The Waitsfield Water Commission voted to pay $14,198.48 towards the water main break settlement that the Waitsfield Select Board reached with the state last year.

At the water commission’s July 14 meeting, commissioners decided to offer the select board their emergency reserve fund to help with the cost of the water main break. The water commission took a 37-minute executive session and after members came out of it they approved putting forth $14,198.48.

“There was consensus that a letter be written to make it clear that the water commission does not believe it is its responsibility to contribute toward the water main break expenses; however, given that there is an emergency reserve fund, they believe supporting the select board is the right thing to do,” the minutes read.

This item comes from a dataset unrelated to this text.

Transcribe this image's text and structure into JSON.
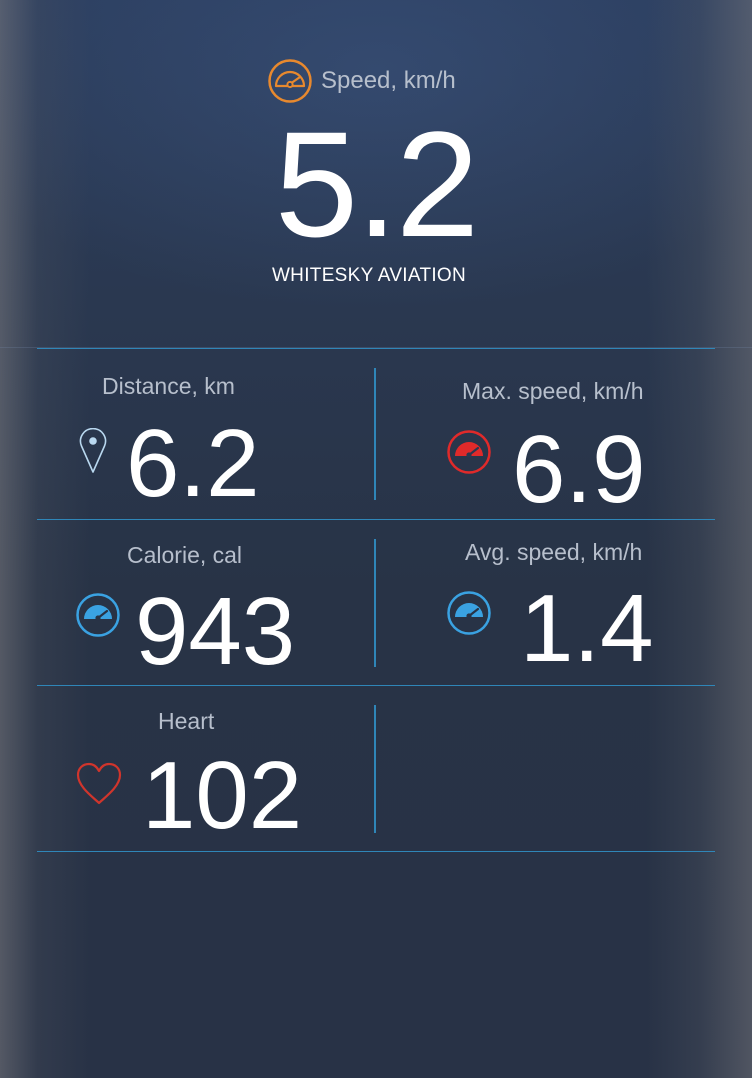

The water commission entered into an executive session “finding that premature public disclosure would place the water commission or a person involved at a substantial disadvantage.” In interviews, The Valley Reporter has questioned the legitimacy of the executive session given that the subject has been discussed extensively in open sessions at prior select board and water commission meetings.

“When we discuss finances, we don’t necessarily have to do that in open session,” Darryl Forrest, chair of the water commission, said.

“I can see your concern if we came out of that executive session and had no result but we came out of that session with a result and that’s what we were after in that session. And I don’t know if everybody on the board would have been OK speaking their piece on that because it’s a financial thing and it’s a pretty touchy thing,” Forrest added.
“I don’t think we did anything wrong as long as we came with a decision,” he concluded.


Vermont’s open meeting law allows boards to enter executive session for five specific reasons, including one where premature public knowledge would place parties at a disadvantage. Discussing “finances” is not one of the specific reasons nor is board members’ desire to “speak their piece” or discuss a “pretty touchy thing.”

Last year the Waitsfield Select Board reached a settlement with the state which left the town on the hook for $129,548 with two insurers, representing two contractors and VTrans, paying $80,000. In 2014, a VTrans contractor drilled through a water main near the bottom of Tremblay Road. The break left water system users without water for more than 30 hours, impacting commercial and residential users alike. The town had a temporary fix installed and then permitted and engineered and constructed a permanent fix.

The town took VTrans and the contractors to court which ultimately ended up in binding arbitration which led to the settlement.

The select board has asked the water commission to come up with an amount of money toward the settlement. The water commission is an arm of the select board tasked with overseeing the town’s water system.


Over the last two months different water commission members have come to the select board and expressed their concern with paying for the settlement.

At the select board’s June 26 meeting, Bill Parker and Peter Reynells met with the board members and expressed their discontent that they were not involved in the repair or settlement, yet were now being asked as commissioners, to pay for some of the costs.

At that meeting, Parker explained how, through the water system, the town was able to put in a fire suppression system and the water system users, about 100 people total, are paying the cost of it.

Both select board members and water commissioners agreed that the water system is a community asset and Parker said that if the water commission was to bear part of the cost of the settlement, that the users would effectively be paying twice, once as a user and once as a taxpayer.


Parker and Reynells also expressed their belief that the water system is a communitywide asset and that it is unfair for the water system users to bear the cost of fixing it.

On June 26, Parker suggested that the water commission put forward its emergency reserve fund, he said about $15,000, as an act of good faith but that is all. He explained that if the water system had to pay all of the settlement, the fees for users would essentially double.

The water commission will meet one more time before bringing its offer to the select board at the end of August.


At the select board’s August 14 meeting, the water commission, represented by Darryl Forrest, asked that a different lawyer, apart from the town’s current lawyers Joseph McLean from Stitzel’s office and Philip Woodward, look at the water ordinance. The water ordinance has been undergoing revisions over the past year.

Forrest explained that the water commission would like someone with experience in the field to look at the ordinance.
The select board did not approve the request. Board members want to make sure that the main break settlement and its payment is figured out before the ordinance is taken care of. The board was also hesitant to hire a second lawyer because members feared paying for two lawyers, who might disagree, especially regarding the main break settlement.

“There’s a potential for conflict and we could be paying for both, you could be paying for your lawyer, we could be paying for our lawyer and suddenly there’s a conflict between the water commission and the select board, which should never happen because we are one,” select board member Sal Spinosa said.